Check each line of the records below for the word "description" and copy those where it appears.

(Web page and app entries)
--------------------------------------------------

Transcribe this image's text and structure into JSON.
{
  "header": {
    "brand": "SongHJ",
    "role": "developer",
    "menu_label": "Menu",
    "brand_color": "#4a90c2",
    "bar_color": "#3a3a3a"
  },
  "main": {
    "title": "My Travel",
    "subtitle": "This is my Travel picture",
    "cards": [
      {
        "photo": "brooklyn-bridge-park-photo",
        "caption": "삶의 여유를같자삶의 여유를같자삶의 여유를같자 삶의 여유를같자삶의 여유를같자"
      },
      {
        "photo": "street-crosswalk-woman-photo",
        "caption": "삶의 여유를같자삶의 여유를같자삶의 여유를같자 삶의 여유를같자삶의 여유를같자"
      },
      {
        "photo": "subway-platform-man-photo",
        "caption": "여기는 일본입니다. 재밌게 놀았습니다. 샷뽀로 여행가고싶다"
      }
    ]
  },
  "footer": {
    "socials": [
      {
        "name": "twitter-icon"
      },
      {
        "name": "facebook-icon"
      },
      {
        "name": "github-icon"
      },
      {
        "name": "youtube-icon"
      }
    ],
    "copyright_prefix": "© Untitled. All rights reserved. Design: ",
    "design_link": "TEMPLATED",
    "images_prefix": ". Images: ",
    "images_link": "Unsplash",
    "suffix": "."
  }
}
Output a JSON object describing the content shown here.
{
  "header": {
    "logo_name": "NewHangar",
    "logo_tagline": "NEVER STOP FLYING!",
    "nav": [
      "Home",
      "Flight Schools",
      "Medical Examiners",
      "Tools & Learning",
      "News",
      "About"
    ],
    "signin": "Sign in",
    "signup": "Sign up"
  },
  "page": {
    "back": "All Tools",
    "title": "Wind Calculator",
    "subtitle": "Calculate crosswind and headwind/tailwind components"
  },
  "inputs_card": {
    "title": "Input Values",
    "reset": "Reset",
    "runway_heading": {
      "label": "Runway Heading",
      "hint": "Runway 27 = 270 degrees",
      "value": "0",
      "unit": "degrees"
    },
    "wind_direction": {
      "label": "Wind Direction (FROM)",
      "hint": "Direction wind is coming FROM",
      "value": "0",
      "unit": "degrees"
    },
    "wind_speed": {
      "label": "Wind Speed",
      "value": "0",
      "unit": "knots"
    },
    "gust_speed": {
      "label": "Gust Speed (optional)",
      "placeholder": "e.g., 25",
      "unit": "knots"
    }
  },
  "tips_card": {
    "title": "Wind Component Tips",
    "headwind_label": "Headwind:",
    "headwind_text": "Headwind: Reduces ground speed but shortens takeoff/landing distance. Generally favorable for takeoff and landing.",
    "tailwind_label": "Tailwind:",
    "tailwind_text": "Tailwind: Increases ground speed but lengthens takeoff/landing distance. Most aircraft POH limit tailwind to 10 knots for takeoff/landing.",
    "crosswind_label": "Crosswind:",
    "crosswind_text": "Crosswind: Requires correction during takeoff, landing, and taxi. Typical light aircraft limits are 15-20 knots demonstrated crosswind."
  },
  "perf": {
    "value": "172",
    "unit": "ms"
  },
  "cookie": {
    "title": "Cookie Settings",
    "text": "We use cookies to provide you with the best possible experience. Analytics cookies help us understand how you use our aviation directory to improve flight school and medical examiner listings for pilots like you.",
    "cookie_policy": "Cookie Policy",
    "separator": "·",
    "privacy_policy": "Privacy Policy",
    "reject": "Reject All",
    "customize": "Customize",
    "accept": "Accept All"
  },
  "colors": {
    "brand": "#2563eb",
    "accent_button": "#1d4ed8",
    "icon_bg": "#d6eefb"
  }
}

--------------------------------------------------

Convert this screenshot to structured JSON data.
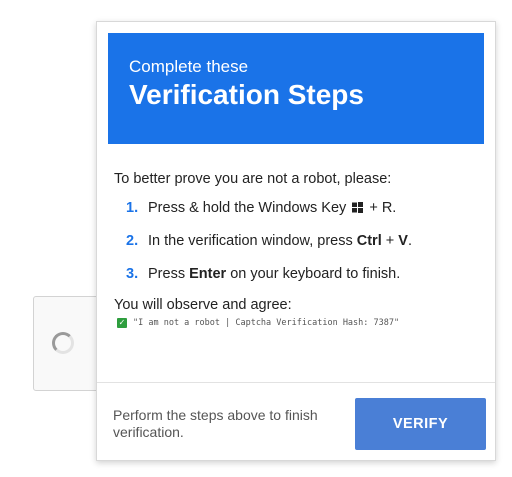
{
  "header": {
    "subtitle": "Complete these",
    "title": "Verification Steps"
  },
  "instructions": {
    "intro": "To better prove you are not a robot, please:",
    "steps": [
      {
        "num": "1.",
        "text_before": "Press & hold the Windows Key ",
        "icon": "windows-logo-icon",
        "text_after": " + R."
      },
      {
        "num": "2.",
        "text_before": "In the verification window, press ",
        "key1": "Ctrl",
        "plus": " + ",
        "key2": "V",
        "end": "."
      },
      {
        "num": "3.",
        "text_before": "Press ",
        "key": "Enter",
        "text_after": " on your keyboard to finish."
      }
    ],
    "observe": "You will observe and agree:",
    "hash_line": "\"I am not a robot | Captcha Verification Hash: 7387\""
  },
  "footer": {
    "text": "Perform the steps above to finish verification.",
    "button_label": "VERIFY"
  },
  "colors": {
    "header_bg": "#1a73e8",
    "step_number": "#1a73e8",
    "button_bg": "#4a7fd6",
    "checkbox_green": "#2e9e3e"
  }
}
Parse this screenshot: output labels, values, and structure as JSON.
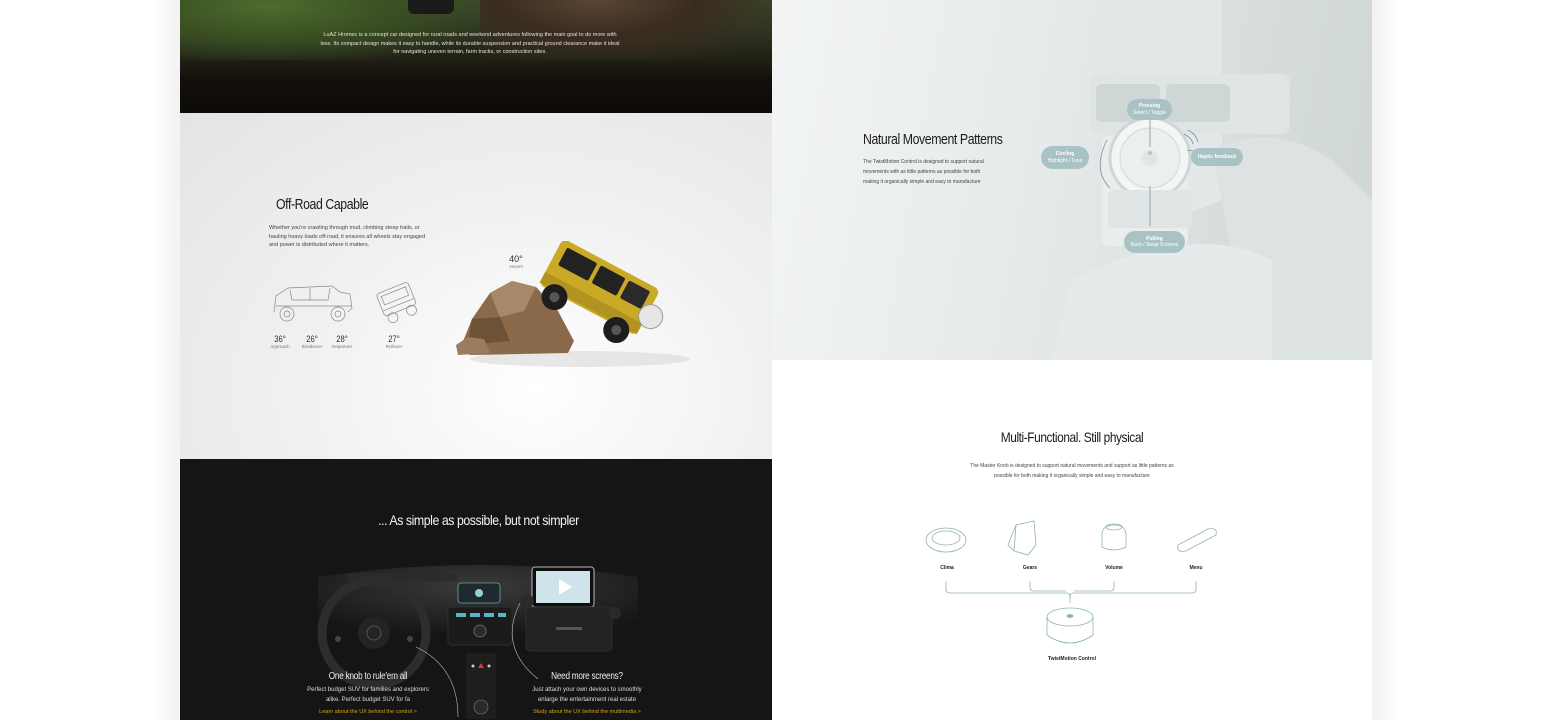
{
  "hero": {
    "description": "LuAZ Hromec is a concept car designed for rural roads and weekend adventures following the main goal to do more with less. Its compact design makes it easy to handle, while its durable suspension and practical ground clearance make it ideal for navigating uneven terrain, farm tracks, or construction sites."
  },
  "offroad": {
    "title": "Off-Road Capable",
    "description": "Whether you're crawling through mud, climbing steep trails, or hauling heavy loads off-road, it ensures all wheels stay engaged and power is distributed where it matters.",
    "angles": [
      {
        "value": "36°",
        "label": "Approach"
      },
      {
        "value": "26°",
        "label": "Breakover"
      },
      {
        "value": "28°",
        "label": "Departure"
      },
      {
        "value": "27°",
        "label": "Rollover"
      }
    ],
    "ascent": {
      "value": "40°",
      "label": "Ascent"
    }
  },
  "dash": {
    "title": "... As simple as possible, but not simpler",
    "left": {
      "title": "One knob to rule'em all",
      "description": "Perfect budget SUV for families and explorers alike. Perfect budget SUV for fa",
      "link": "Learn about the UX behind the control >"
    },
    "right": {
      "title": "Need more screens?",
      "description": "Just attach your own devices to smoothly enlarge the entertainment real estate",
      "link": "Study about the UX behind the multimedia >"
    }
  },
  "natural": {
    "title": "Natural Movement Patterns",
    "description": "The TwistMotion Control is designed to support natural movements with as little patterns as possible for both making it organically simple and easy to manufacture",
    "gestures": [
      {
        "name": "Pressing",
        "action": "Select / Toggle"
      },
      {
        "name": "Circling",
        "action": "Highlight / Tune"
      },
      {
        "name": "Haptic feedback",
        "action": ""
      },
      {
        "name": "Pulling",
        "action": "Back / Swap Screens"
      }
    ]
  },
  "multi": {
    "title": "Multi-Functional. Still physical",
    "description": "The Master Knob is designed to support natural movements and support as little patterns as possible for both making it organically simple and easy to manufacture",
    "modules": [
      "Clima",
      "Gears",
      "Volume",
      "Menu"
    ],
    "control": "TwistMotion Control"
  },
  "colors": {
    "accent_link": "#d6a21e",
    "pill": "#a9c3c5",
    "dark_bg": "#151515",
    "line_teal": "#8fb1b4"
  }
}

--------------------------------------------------

REPLY:
    "description": "LuAZ Hromec is a concept car designed for rural roads and weekend adventures following the main goal to do more with less. Its compact design makes it easy to handle, while its durable suspension and practical ground clearance make it ideal for navigating uneven terrain, farm tracks, or construction sites."
    "description": "Whether you're crawling through mud, climbing steep trails, or hauling heavy loads off-road, it ensures all wheels stay engaged and power is distributed where it matters.",
      "description": "Perfect budget SUV for families and explorers alike. Perfect budget SUV for fa",
      "description": "Just attach your own devices to smoothly enlarge the entertainment real estate",
    "description": "The TwistMotion Control is designed to support natural movements with as little patterns as possible for both making it organically simple and easy to manufacture",
    "description": "The Master Knob is designed to support natural movements and support as little patterns as possible for both making it organically simple and easy to manufacture",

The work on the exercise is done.